Here are a few gems from economic and business news that will help you hold better meetings:

  1. Focus on Your Core Business

    Build a meeting that supports your company's objectives. For example, Standard & Poors has guidelines for companies to report on their “metric core earnings” — figures that leave out the gobbledy-gook that confuses investors' understanding of how a company is doing (things such as goodwill impairment charges, pension gains, or unrealized gains or losses from hedging activities). So, too, plan and hold meetings that, first and foremost, support your business goals.

  2. Diversify:

    Changing circumstances don't mean that you should get out of the stock market completely, only that you change the mix of your investments. The same is true with your meetings. For example, sales meetings at which key information is shared with your revenue-generating arm of the company are imperative — and sometimes should be held more frequently when the market is sluggish.

  3. Don't Overreact:

    Influential economist John Maynard Keynes said, “There is an animal spirit in the marketplace,” referring to a tendency to overshoot and overreact. Belt tightening is an appropriate response during difficult times. However, when a company overreacts and makes inappropriate cuts in its meeting and incentive budgets, it can result in unmotivated, unproductive employees.

  4. Rebalance

    Different business cycles require different responses. Who among us didn't try to ride telecom stocks as they soared? When things change, it is time to rebalance your portfolio. Changing circumstances at your organization may require that you rethink the type of meetings you hold and rebalance them appropriately, or rebalance your budget for those meetings.

  5. Track your Results:

    Mutual funds and banks send out statements that show how your investment is doing. Every day, we watch the Dow and S&P. The meetings we hold should do the same. Determine what is most meaningful to your organization and track your results using those measures — whether it's ROI, ROK, ROO, or all three.

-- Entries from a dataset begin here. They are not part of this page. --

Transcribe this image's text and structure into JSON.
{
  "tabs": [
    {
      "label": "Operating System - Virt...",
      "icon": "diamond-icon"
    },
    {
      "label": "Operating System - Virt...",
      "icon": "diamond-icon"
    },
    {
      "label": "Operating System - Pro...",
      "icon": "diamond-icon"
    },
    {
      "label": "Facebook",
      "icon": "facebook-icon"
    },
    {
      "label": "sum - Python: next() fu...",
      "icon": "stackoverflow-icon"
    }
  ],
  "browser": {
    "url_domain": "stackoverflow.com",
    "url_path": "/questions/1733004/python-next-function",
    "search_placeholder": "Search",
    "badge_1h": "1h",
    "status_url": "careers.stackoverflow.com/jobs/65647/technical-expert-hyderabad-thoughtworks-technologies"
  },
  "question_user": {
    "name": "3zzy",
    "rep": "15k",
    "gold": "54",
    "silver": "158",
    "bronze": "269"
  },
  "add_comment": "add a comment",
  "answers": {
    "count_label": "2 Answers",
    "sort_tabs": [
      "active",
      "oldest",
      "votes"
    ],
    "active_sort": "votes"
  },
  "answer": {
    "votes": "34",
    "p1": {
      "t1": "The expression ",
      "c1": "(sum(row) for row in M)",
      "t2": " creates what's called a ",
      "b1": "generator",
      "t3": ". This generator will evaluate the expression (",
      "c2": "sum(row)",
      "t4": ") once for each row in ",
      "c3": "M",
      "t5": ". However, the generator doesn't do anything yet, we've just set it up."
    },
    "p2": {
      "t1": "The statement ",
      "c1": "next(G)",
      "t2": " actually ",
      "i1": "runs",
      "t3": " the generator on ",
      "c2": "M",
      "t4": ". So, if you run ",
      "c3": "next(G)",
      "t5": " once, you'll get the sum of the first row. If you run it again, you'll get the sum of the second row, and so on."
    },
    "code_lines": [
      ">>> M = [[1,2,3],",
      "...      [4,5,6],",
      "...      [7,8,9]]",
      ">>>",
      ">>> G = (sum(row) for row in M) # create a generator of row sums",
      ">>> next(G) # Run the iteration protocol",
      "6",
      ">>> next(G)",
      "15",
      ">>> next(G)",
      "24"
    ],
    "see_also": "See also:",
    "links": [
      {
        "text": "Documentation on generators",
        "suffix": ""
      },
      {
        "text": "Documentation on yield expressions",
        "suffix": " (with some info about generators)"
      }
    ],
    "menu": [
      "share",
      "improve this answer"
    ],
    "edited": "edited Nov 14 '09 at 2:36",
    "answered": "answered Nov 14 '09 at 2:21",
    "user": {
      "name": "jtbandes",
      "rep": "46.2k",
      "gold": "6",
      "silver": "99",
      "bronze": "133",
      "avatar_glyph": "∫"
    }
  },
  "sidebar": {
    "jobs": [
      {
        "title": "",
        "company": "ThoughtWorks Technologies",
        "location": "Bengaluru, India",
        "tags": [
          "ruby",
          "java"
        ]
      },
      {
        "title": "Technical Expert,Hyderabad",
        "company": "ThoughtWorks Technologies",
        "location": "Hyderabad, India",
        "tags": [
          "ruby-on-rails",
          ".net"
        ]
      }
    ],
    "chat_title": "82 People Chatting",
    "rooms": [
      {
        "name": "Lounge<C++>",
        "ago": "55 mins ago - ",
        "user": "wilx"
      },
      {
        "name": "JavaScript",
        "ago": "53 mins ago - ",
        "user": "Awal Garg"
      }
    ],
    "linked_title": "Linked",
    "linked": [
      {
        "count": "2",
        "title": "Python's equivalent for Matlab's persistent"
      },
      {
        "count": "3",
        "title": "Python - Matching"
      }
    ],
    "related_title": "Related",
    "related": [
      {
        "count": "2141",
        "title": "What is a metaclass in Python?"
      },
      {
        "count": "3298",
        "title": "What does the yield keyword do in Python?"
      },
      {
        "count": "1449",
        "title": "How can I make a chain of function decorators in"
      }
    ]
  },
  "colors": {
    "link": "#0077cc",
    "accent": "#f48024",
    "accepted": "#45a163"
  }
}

Source: Tips for Innovative Meetings & Events newsletter, Sue Tinnish